One of the problems associated with patching applications are that, unlike operating systems, there are generally no centralised solutions that all software applications can use for this purpose. This can cause issues with the management and delivery of patching and in many cases manual approaches, costing time and money must be used to keep applications up to date.
The final of the T4 is, unfortunately, the most difficult to implement from both an IT management and cultural perspective.
Application whitelisting essentially locks down the PC to only allow certain applications to run on it. This is different from only allowing certain applications to be installed in that it renders inoperable any application that may already be installed but that is not explicitly included in the whitelist.

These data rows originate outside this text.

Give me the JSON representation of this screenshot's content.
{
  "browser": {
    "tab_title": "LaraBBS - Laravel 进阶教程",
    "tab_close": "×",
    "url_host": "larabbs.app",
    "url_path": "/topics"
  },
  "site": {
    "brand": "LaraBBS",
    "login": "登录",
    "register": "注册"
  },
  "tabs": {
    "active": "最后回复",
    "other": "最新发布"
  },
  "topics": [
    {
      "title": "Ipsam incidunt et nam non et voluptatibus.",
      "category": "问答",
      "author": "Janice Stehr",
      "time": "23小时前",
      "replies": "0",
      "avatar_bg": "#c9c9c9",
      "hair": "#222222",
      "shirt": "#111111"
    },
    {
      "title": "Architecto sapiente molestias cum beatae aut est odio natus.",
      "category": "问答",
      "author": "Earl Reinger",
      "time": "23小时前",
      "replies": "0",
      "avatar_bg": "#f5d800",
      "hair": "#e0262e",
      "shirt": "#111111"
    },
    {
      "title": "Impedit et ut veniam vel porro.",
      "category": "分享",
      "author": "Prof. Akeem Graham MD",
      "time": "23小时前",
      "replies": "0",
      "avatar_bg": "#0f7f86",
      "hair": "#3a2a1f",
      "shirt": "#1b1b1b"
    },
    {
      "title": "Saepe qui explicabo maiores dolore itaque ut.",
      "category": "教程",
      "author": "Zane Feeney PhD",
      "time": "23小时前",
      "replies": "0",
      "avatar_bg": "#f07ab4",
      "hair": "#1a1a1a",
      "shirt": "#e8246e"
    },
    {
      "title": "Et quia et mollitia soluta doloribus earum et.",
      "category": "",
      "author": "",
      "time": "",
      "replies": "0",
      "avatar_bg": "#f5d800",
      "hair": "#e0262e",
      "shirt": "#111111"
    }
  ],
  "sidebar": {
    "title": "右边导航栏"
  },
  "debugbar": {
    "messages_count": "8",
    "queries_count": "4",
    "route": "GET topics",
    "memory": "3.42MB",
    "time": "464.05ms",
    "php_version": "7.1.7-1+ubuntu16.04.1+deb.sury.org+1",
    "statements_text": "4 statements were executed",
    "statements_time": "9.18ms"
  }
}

In order to implement application whitelisting, the firm must first put significant effort into discovering and documenting which applications are used by which users and then implementing software solutions to enforce compliance with the white list policy. From a technical perspective, this is difficult to achieve with perfect results. From a workplace perspective it is a nightmare as every user will have a ‘special exception’ that they desperately need for them to do their job.
As soon as the exceptions are accepted, the job of managing the white lists becomes harder and harder and the overhead can simply become too much. When improperly implemented, applications whitelisting can cause, at best, grumblings among your workforce and at worst, open revolt against management and the IT function.
Should the potential downsides be used as a reason not to implement whitelisting? The short answer is no. Application whitelisting has the potential to stop most exploits from ever executing on the workstation and can save countless hours and large amounts of money from being wasted recovering from infection. In addition to the easily quantifiable savings, the firm must also take into account the benefits to be gained from not having their name splashed across the news as the latest victim of cybercrime and the associated reputational damage that this type of bad publicity can cause.
While the news, the web and various legal conferences might be filled with tails of doom and gloom regarding cybercrime, it is well within the power of most firms to drastically reduce their attack footprint by implementing a few fairly basic precautions.
In most cases your firm is likely to have implemented many of the recommendations contained above and you are already well on the way to becoming as indestructible as the eponymous Terminator from the beginning of this story. To fill in the gaps, let’s get together over a coffee (all good business is done over coffee) and have a chat.
Asta La Vista.
Feature image courtesy of Garry Knight under Creative Commons licence via flickr